[WASHINGTON] Amazon on Monday renewed its criticism of a New York Times investigation of the US online giant's workplace, saying the newspaper ignored and omitted key facts about the company.
Amazon spokesman Jay Carney said in a blog post that much of the article published in August was based on interviews with a former employee whose "brief tenure at Amazon ended after an investigation revealed he had attempted to defraud vendors and conceal it by falsifying business records." Carney wrote that another employee quoted as saying she didn't sleep for four days straight later pointed out that her issues related to juggling work and graduate school and that "in no way was I asked or forced by management to do this." "When the story came out, we knew it misrepresented Amazon," said Carney, a former White House spokesman who previously worked as a journalist at Time magazine.
"Once we could look into the most sensational anecdotes, we realized why. We presented the Times with our findings several weeks ago, hoping they might take action to correct the record. They haven't, which is why we decided to write about it ourselves."
The Times report based on interviews with more than 100 current and former Amazon employees sparked a barrage of responses about the workplace culture at Amazon, and other major US tech firms.
The lengthy report described an environment which pitted employees against each other in an effort to boost productivity.
It said employees often cried at their desks and faced stress from Amazon's employee feedback tools.

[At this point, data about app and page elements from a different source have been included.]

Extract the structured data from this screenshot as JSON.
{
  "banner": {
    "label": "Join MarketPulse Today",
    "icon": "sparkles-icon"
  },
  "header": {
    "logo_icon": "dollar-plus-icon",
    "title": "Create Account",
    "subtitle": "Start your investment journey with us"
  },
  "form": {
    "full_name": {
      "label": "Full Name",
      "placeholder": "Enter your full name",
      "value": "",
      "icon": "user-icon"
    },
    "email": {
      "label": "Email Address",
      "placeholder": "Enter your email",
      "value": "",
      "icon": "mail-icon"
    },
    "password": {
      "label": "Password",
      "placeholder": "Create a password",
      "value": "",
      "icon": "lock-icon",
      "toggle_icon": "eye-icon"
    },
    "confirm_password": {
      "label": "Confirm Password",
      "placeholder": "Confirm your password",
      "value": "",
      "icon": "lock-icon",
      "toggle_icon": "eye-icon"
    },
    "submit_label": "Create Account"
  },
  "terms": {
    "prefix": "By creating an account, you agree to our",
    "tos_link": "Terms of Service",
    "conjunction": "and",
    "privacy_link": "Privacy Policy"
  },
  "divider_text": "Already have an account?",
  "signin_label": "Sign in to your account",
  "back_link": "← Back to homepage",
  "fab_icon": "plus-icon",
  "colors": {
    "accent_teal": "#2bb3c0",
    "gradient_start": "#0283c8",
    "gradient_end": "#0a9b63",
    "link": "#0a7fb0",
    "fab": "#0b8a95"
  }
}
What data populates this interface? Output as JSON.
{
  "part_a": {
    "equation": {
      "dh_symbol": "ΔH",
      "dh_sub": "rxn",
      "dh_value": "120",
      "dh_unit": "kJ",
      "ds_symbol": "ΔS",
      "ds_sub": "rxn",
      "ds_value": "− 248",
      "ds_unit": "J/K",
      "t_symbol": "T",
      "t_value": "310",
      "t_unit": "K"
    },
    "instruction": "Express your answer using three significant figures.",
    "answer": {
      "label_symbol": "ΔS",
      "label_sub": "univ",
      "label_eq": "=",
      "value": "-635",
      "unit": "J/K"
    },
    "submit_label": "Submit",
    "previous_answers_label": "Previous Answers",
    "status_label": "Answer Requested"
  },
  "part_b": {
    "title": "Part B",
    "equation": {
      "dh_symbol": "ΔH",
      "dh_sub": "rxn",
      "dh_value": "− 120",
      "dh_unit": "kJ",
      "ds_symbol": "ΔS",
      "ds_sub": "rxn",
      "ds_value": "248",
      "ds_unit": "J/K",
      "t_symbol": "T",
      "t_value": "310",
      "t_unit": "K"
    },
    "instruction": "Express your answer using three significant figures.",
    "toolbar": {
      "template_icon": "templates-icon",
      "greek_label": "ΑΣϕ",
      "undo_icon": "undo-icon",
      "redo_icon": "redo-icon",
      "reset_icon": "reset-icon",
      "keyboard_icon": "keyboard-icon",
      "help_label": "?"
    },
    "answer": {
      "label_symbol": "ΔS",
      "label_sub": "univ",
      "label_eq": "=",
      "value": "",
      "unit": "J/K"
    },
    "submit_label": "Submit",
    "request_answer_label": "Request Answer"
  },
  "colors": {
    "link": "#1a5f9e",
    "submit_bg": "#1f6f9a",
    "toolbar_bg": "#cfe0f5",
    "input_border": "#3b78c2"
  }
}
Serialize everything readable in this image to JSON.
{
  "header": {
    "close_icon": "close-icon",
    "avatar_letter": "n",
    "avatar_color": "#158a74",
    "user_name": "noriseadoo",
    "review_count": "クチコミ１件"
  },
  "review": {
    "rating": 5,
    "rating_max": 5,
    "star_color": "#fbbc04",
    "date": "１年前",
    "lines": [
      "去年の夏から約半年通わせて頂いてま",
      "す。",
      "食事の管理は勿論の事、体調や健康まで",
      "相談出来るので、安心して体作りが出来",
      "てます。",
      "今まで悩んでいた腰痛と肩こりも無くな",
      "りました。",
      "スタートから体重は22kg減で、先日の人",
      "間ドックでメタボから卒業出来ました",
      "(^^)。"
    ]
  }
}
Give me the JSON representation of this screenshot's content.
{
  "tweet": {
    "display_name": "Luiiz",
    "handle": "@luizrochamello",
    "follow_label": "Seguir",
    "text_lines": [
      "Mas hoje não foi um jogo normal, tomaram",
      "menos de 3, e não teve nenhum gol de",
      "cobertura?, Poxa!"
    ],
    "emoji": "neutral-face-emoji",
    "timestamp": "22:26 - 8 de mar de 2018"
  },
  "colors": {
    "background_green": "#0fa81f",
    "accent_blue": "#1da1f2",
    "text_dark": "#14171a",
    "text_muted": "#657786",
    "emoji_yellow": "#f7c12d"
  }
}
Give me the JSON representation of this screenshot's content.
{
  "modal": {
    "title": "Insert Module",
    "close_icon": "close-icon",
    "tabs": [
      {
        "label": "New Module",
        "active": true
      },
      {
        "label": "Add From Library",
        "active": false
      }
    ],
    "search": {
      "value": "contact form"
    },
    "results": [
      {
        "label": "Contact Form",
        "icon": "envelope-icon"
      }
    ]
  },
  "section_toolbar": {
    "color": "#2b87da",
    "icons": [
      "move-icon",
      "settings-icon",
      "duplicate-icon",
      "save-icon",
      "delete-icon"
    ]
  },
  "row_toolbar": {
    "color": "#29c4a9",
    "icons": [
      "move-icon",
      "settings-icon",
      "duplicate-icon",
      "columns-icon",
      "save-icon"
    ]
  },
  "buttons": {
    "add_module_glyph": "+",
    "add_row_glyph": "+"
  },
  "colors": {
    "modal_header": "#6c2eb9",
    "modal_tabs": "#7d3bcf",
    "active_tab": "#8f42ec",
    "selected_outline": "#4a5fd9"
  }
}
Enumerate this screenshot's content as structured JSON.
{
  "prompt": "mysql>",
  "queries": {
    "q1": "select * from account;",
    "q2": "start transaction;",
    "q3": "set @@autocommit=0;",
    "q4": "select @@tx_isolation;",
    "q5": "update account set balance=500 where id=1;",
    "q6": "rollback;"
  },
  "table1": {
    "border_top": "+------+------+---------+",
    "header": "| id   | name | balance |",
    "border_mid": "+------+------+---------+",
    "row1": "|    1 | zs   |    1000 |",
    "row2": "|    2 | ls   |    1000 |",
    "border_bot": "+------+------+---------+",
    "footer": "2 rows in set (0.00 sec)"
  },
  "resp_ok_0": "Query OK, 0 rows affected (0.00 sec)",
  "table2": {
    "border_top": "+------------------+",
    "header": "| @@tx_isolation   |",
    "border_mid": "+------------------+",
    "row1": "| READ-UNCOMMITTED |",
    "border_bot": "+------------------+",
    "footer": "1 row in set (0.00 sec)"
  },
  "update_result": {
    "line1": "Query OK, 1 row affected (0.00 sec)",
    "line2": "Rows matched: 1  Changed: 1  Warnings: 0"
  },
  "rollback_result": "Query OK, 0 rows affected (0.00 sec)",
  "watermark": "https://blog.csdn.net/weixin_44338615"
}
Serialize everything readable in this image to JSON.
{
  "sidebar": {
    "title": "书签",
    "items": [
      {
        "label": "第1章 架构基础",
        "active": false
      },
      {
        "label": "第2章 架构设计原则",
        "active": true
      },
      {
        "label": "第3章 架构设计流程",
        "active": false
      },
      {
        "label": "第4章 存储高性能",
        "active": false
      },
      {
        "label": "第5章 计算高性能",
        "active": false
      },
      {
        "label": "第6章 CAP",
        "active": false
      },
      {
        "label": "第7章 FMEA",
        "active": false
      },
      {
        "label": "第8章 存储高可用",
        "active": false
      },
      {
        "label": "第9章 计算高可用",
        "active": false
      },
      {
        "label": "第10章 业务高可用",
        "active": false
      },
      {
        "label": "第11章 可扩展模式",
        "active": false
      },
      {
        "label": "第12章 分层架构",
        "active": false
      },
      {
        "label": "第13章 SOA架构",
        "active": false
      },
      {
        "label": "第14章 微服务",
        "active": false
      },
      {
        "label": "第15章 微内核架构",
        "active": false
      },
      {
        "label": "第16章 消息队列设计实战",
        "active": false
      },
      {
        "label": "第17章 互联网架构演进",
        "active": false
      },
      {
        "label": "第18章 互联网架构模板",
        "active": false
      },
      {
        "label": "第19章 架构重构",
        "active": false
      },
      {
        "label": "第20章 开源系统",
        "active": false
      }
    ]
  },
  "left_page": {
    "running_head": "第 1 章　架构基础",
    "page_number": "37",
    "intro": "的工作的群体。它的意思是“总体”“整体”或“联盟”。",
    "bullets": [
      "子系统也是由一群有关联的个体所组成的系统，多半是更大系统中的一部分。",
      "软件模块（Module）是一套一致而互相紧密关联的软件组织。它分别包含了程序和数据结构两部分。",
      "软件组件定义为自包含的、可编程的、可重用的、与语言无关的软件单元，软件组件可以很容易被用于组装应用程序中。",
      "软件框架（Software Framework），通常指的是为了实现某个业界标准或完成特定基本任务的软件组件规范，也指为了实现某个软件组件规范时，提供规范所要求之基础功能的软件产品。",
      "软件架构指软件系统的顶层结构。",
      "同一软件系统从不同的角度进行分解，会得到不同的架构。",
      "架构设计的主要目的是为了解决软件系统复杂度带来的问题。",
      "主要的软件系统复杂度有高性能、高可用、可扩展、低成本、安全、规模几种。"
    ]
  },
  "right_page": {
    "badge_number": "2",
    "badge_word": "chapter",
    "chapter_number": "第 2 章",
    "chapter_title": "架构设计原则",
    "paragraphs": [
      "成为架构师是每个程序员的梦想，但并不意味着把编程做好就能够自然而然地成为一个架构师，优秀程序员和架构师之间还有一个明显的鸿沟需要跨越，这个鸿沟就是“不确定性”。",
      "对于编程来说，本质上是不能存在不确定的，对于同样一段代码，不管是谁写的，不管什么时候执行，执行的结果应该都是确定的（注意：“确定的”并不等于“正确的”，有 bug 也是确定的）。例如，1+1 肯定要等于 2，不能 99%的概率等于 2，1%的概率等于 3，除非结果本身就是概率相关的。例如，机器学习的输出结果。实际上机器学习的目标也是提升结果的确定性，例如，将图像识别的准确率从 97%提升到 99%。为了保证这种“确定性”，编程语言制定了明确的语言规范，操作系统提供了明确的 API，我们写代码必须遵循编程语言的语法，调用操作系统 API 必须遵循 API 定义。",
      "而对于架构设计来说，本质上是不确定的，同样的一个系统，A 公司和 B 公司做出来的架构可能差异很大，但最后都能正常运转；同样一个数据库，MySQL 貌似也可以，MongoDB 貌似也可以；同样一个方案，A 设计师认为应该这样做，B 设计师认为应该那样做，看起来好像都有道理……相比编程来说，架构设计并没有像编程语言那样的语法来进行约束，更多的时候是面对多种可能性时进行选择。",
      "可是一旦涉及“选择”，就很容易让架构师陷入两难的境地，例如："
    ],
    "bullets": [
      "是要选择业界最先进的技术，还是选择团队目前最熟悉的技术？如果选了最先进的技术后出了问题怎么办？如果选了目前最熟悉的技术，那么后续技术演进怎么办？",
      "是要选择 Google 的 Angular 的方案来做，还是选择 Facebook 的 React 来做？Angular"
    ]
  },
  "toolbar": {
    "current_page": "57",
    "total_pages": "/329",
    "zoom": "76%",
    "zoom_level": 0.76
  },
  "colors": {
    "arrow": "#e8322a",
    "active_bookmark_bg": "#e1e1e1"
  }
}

The Times did not immediately respond to an AFP query on Carney's comments.